White Rock council has taken the suggestion of Coun. Bill Lawrence to send an application for a proposed liquor-license amendment back to city staff – to see if a compromise can be reached between the business owner and surrounding uptown condo residents.
“We don’t want to put White Rock in the no-fun zone,” Lawrence said following a public hearing Monday evening.
The application, for the Bin 101 Wine and Tapas Bar at 1434 Johnston Rd., would amend the existing license to allow patron participation entertainment – in this case a 10-metre-by-10-metre dance floor – and extend the potential hours of liquor service to 1 a.m. seven days a week (although dancing, under regulations, would only be permitted until midnight except on New Year’s Eve).
Under BC Liquor Control and Licensing Branch regulations, a request for a permanent change to an existing liquor license needs a supporting resolution from the local council.
The decision to defer a resolution came following a public hearing in which council heard from a steady stream of residents – most of them from the adjacent Saltaire condo development – who said they feared the noise impact from an approval of dancing and extended hours, suggesting that this would transform the restaurant into a “nightclub” yards from their bedroom and living-room windows.
Among residents of Saltaire who spoke was former White Rock bar owner Tony Veltri.
“I have been doing this for 51 years (in) the bar business – I love the bar business,” said Veltri, who owned the Ocean Beach Hotel on Marine Drive prior to it becoming The Hemingway.
Bin 101, he said, is the wrong location for a nightclub.
“There is no place to smoke, no place to park – nobody wants to live above a nightclub. If they want a nightclub, they should move some other place.”
Other residents said they had already experienced noise late at night from Bin 101, and that some do shift work, which means that undisturbed rest is important to them. Others said they would be forced to move if the amendment was approved.
Bin 101 owner Terry Armisana countered objections by saying the dance floor had been requested by patrons, and that the establishment offers primarily piano bar entertainment, with a patron base in the 40-to-60 age range.
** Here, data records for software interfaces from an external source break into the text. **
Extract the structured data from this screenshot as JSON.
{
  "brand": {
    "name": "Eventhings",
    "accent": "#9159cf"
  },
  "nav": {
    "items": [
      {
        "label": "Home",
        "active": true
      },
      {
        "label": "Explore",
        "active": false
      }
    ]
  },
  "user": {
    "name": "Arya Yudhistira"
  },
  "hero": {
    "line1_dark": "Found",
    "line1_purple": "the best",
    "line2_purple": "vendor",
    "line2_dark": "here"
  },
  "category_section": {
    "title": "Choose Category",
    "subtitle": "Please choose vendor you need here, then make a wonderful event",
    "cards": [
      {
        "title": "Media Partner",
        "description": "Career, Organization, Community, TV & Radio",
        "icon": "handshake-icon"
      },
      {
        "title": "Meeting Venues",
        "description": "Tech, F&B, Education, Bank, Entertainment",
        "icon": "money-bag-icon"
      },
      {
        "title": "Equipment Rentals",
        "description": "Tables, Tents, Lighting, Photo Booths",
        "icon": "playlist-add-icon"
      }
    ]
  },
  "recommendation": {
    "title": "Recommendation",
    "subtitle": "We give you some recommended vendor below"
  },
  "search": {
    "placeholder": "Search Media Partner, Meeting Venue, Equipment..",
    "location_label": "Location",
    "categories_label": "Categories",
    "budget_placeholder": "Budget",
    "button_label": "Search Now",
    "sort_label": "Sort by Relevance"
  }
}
He added it would be unlikely the option to stay open until 1 a.m. would be used most nights.
While council members acknowledged objections, they also noted the restaurant – and the condos – are located in an urbanized uptown area due for increased highrise development.
Lawrence, former co-owner of the now-defunct Sandpiper Pub on Marine Drive, said “there needs to be a level of assurance of what is going to be happening in the establishment.”
“It is a town centre,” Coun. Helen Fathers said, adding she heard nothing in the proposal that suggested Bin 101 intended to become a nightclub.
“If we are going to have more density, we have to have more places that are kind of like this.”
Both Couns. Grant Meyer and David Chesney said they had no issues with the application but favoured finding a compromise.
While Coun. Megan Knight said she was “more on the side of the neighbours right now” she said “it would be nice if we could come up with a happy medium on this.”
Council already received a preliminary recommendation from acting planning and development services manager Greg St. Louis endorsing the application.
“Licensed establishments that include participatory entertainment opportunities are part of a vibrant and livable town centre area that is centrally located, within walking distance of higher population densities, and has access to…public transit, taxis, etc.,” he wrote.
While it is possible for staff to report back in time for the May 6 council meeting, St. Louis noted that an extension to the May 8 deadline for submitting a resolution to BCLCB might have to be extended.
Mayor Wayne Baldwin suggested this be applied for.
“It’s worth taking a little longer to do it right,” he said.